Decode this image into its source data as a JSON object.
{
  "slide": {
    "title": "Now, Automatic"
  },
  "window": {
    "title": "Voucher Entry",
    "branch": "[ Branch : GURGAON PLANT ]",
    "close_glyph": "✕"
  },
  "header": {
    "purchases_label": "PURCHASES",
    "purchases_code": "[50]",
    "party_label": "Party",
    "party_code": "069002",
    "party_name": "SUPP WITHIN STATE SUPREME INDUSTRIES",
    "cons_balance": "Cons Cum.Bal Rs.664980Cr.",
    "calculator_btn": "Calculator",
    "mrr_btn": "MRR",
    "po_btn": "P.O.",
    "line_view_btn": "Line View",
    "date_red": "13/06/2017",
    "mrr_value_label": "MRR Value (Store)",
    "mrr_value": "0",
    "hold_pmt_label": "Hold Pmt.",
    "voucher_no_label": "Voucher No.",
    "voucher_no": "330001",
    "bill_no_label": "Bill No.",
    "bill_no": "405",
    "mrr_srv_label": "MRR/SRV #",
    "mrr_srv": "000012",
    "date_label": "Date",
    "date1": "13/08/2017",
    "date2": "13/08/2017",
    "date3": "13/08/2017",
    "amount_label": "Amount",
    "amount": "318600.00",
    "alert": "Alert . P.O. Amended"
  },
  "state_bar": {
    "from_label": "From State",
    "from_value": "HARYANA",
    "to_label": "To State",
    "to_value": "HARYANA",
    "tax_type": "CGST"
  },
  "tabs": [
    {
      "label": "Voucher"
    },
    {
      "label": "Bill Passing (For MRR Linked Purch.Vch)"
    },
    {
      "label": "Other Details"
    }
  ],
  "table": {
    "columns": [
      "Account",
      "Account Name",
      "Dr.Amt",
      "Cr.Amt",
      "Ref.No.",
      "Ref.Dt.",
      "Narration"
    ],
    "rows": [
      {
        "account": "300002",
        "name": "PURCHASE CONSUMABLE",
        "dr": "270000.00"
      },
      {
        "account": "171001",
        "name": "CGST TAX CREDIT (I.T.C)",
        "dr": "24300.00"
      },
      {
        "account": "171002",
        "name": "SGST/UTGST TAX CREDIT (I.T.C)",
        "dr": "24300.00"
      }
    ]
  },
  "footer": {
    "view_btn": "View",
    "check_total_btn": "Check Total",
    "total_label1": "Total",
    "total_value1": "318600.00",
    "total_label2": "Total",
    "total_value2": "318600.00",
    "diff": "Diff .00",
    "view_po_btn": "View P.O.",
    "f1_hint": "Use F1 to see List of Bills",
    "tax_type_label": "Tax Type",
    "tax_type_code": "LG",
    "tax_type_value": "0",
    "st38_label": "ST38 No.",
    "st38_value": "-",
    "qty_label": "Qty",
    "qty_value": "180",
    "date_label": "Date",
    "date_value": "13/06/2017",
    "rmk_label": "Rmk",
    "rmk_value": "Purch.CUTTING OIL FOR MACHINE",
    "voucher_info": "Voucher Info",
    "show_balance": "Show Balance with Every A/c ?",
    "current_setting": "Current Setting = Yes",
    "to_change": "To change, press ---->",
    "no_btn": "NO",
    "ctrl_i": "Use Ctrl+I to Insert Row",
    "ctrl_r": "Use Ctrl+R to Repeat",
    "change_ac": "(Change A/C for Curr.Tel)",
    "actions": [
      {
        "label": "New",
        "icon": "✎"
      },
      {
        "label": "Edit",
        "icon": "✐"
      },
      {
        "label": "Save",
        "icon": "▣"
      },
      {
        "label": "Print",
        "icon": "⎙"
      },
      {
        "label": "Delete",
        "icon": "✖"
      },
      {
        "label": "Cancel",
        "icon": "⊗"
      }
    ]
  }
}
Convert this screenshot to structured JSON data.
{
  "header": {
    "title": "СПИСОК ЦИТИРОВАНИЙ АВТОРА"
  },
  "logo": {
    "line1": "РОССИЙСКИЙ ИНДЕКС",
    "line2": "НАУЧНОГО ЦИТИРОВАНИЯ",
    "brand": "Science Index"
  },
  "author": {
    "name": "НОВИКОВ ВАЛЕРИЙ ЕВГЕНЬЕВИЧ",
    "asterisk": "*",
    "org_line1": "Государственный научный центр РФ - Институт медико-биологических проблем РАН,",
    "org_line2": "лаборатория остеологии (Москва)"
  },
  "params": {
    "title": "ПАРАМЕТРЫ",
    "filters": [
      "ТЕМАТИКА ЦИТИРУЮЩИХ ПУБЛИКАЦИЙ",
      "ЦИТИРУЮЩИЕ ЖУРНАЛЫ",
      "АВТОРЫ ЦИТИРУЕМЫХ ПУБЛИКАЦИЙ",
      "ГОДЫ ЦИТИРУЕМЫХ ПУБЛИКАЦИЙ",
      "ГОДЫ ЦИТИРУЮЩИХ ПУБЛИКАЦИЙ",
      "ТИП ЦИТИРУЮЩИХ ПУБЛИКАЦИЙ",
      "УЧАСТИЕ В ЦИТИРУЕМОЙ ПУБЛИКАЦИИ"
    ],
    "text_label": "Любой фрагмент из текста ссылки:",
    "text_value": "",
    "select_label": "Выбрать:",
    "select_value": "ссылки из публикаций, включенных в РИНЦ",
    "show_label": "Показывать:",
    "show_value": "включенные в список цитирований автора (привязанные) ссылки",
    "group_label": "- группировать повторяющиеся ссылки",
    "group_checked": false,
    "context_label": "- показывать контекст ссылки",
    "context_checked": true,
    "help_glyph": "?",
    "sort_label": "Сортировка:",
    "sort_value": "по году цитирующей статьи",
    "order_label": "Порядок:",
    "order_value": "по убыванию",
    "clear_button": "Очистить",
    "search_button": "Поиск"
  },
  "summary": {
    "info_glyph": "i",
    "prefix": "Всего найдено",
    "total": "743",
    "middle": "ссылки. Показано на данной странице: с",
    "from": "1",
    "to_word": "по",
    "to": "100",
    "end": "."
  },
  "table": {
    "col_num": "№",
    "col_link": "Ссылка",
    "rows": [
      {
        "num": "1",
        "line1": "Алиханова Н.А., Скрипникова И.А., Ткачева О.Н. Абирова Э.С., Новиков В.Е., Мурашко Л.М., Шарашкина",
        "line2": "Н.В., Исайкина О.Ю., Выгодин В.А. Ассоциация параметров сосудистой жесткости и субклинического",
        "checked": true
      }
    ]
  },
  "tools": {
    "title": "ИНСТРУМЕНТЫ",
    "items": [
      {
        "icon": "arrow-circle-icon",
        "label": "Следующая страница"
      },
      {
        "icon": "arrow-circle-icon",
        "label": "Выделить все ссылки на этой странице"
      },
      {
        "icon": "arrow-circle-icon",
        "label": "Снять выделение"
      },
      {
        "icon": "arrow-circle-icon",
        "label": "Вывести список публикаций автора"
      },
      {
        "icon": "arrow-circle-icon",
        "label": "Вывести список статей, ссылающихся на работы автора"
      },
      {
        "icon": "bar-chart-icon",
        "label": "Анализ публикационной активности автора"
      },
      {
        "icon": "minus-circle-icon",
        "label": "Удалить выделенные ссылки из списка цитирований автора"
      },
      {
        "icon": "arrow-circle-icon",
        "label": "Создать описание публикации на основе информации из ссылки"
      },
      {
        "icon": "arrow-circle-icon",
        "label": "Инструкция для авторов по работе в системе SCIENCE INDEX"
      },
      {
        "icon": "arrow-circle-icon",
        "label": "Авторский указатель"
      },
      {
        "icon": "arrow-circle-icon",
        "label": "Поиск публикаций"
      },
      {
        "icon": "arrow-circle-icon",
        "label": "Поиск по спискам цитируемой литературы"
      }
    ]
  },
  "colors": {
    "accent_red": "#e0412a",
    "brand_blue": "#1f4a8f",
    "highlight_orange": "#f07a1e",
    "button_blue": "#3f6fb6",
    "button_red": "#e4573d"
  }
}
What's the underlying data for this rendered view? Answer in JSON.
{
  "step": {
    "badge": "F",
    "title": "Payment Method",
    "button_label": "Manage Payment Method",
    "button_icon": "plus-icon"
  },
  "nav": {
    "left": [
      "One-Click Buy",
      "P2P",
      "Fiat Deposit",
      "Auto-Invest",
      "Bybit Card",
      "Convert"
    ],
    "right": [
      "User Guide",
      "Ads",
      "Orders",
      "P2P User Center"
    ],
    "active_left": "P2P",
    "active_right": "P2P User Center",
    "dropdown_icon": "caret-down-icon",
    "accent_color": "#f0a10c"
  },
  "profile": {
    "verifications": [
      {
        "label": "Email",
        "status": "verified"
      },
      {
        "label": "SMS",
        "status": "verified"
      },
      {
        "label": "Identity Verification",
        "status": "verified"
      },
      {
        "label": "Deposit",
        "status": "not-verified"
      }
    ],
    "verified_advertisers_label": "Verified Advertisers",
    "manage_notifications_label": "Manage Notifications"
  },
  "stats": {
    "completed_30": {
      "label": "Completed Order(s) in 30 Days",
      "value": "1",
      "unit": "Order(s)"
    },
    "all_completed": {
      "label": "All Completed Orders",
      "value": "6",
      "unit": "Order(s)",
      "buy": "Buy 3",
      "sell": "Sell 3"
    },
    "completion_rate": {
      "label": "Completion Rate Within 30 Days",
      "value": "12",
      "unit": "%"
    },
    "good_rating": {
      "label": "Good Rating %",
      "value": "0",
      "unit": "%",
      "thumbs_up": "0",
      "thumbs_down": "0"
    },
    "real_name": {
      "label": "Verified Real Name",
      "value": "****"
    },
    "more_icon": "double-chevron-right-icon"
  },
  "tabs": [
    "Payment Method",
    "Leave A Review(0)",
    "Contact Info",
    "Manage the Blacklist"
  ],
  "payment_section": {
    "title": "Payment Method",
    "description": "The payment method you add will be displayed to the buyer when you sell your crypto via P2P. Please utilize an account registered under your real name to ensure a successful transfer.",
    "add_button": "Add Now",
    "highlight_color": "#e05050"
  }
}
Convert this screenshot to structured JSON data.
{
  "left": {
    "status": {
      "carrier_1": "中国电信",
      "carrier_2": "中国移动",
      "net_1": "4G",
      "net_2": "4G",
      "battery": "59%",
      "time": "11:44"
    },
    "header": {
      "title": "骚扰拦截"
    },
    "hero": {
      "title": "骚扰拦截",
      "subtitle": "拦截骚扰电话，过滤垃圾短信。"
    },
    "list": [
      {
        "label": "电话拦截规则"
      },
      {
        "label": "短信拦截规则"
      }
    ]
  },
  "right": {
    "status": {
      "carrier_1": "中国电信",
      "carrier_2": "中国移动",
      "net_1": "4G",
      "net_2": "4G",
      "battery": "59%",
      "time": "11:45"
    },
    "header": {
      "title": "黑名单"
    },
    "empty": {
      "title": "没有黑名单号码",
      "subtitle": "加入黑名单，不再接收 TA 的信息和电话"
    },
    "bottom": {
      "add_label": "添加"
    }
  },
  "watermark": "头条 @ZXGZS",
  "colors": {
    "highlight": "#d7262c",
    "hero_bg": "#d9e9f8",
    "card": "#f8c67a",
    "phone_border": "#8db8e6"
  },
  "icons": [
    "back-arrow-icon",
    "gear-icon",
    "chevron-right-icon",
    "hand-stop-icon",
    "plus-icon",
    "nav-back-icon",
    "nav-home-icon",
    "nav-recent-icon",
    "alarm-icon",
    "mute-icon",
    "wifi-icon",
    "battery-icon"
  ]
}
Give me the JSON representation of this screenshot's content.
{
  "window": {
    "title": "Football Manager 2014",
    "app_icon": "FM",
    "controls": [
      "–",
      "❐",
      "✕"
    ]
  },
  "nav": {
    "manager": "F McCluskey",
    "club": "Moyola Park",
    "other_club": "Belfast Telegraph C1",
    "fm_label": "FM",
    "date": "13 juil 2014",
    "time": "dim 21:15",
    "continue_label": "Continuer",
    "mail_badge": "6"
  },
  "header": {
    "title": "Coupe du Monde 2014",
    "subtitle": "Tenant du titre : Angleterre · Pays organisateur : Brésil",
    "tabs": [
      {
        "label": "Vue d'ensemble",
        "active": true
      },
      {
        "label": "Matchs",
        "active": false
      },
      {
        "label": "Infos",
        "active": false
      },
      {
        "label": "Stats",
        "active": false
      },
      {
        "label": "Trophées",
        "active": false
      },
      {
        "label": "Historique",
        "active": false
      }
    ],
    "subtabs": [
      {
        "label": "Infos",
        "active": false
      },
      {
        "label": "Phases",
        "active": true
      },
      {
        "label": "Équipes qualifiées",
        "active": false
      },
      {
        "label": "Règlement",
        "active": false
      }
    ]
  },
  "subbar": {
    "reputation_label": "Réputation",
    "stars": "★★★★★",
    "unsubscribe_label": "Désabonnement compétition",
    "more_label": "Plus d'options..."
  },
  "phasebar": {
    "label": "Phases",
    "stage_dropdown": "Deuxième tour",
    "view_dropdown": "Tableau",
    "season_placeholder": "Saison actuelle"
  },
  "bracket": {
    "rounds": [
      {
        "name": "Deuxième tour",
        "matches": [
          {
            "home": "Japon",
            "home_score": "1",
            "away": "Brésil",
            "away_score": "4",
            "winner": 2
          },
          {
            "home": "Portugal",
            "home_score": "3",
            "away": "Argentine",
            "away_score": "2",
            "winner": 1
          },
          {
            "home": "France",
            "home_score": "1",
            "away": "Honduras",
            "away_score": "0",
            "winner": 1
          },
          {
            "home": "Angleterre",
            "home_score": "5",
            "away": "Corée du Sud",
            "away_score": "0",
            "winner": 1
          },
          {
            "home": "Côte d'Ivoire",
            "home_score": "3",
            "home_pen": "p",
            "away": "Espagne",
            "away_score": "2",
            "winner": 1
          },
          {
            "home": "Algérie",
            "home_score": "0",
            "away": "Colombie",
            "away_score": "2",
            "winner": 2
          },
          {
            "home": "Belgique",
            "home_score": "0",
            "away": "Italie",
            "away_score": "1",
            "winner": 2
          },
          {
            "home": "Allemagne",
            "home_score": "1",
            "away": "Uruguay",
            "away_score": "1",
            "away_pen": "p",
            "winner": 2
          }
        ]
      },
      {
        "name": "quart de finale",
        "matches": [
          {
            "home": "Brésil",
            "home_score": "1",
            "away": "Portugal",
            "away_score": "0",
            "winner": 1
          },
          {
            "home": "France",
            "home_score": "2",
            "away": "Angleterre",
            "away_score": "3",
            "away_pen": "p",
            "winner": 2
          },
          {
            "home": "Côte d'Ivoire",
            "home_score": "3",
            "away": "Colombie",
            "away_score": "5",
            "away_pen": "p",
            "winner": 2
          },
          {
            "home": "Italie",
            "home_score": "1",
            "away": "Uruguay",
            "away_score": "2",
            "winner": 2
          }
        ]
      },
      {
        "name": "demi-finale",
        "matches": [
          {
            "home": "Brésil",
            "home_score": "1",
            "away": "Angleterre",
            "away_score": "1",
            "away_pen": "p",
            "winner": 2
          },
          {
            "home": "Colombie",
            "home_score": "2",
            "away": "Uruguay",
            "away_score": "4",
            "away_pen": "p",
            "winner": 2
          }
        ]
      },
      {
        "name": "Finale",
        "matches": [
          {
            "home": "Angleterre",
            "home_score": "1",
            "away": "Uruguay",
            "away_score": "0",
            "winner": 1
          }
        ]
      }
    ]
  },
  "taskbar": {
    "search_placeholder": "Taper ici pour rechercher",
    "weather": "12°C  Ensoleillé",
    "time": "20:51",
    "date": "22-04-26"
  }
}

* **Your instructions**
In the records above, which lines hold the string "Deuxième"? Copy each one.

* **Answer box**
    "stage_dropdown": "Deuxième tour",
        "name": "Deuxième tour",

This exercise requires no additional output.